“Your beliefs become your thoughts,
Your thoughts become your words,
Your words become your actions,
Your actions become your habits,
Your habits become your values,
Your values become your destiny.”
- Nudge motivation (Book chapter, 2013)
- Avoidance motivation (Book chapter, 2013)
- Behavioral economics (Wikipedia)
Bickel, W. K., & Marsch, L. A. (2001). Toward a behavioral economic understanding of drug dependence: delay discounting processes. Addiction, 96(1), 73-86. doi: 10.1080/09652140020016978
Camerer, C. F., Loewenstein, G., & Rabin, M. (Eds.). (2011). Advances in behavioral economics. Princeton, US: Princeton University Press.
Duhigg, C. (2012). The power of habit: why we do what we do in life and business. Great Britain: Random House Digital Inc.
Field, M., Santarcangelo, M., Sumnall, H., Goudie, A., & Cole, J. (2006). Delay discounting and the behavioural economics of cigarette purchases in smokers: the effects of nicotine deprivation. Psychopharmacology, 186(2), 255-263.
Gartner, C. E., Barendregt, J. J., & Hall, W. D. (2009). Predicting the future prevalence of cigarette smoking in Australia: how low can we go and by when?. Tobacco control, 18(3), 183-189. doi:10.1136/tc.2008.027615
Haselton, M. G., Nettle, D., & Andrews, P. W. (2005). The evolution of cognitive bias. In D. M. Buss (Ed.), The Handbook of Evolutionary Psychology(pp. 724–746). Hoboken, NJ, US: John Wiley & Sons Inc.
Heap, S. P. H. (2013). What is the meaning of behavioural economics?. Cambridge Journal of Economics, 28, 457-467. doi:10.1093/cje/beh014 Jacobsen, L. K., Krystal, J. H., Mencl, W. E., Westerveld, M., Frost, S. J., & Pugh, K. R. (2005). Effects of smoking and smoking abstinence on cognition in adolescent tobacco smokers. Biological psychiatry, 57(1), 56-66. doi:10.1016/j.biopsych.2004.10.022
Just, D., Mancino, L., & Wansink, B. (2007). Could behavioral economics help improve diet quality for nutrition assistance program participants?. USDA-ERS Economic Research Report, (43).
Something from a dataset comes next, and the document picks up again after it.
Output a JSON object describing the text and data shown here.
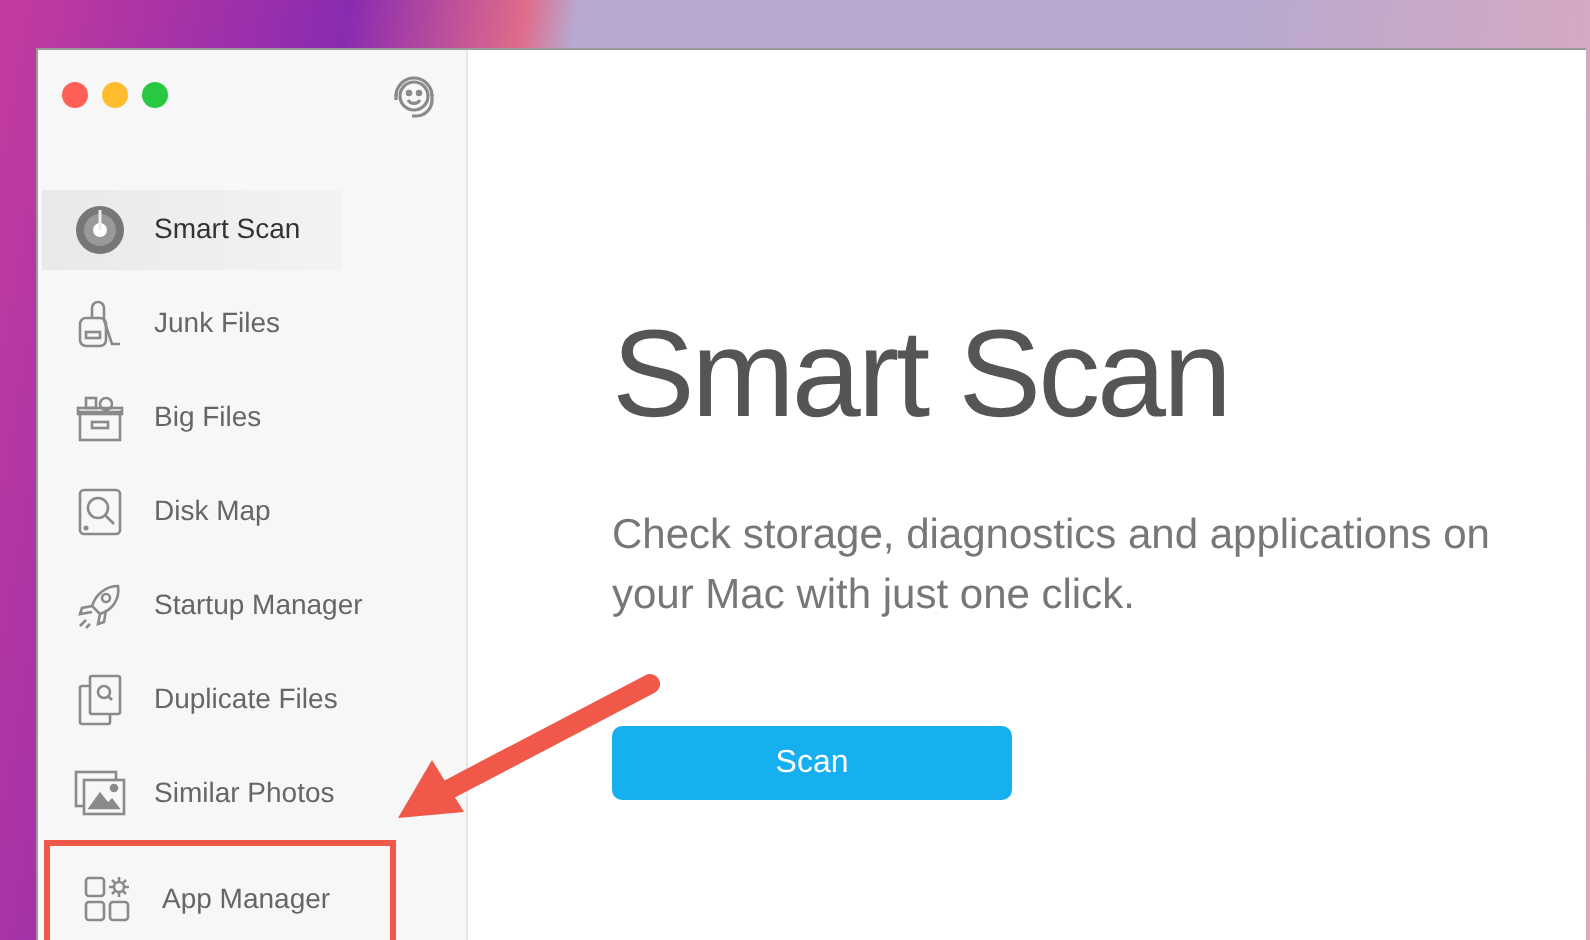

Kahneman, D., & Tversky, A. (1972). Subjective probability: A judgment of representativeness. Cognitive psychology, 3(3), 430-454. doi:10.1016/0010-0285(72)90016-3
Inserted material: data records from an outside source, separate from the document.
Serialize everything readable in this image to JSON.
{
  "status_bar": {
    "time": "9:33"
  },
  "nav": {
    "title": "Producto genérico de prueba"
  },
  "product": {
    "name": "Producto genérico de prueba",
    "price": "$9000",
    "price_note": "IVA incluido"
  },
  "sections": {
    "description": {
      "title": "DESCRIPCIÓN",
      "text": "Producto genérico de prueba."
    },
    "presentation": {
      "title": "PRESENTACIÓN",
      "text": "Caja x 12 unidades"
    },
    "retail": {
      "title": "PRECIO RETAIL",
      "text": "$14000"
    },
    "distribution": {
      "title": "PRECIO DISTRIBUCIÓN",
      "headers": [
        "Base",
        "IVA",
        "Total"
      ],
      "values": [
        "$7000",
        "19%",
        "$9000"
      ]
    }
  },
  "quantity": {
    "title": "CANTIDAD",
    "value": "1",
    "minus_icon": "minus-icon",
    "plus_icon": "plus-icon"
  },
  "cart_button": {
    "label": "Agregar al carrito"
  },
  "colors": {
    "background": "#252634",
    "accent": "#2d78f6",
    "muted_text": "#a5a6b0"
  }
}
Kahneman, D., & Tversky, A. (1979). Prospect theory: An analysis of decision under risk. Econometrica: Journal of the Econometric Society, 47(2), 263-291.
Kahneman, D. (2012). The Human Side of Decision Making. Journal of Investment Consulting, 13 (1).
Lally, P., Van Jaarsveld, C. H., Potts, H. W., & Wardle, J. (2010). How are habits formed: Modelling habit formation in the real world. European Journal of Social Psychology, 40(6), 998-1009. doi:10.1002/ejsp.674
O'Donoghue, T., & Rabin, M. (2001). Choice and procrastination. The Quarterly Journal of Economics, 116(1), 121-160. doi:10.1162/003355301556365
Rabin, M. (1998). Psychology and economics. Journal of economic literature, 36(1), 11-46.
Staddon, J. E. R., & Cerutti, D. T. (2003). Operant conditioning. Annual review of psychology, 54, 115-144.
Stern, P. (2000). Toward a coherent theory of environmentally significant behavior. Journal of Social Issues, 56(3), 407–424.
Thaler, R., Sunstein, C., & Balz, J. (2010). Choice architecture. Chicago, US: University of Chicago. doi:10.2139/ssrn.1583509
Tversky, A., & Kahneman, D. (1973). Availability: A heuristic for judging frequency and probability. Cognitive psychology, 5(2), 207-232. doi:10.1016/0010-0285(73)90033-9
Tversky, A., & Kahneman, D. (1974). Judgment under uncertainty: Heuristics and biases. Science, 185(4), 1124-1131. doi: 10.1126/science.185.4157.1124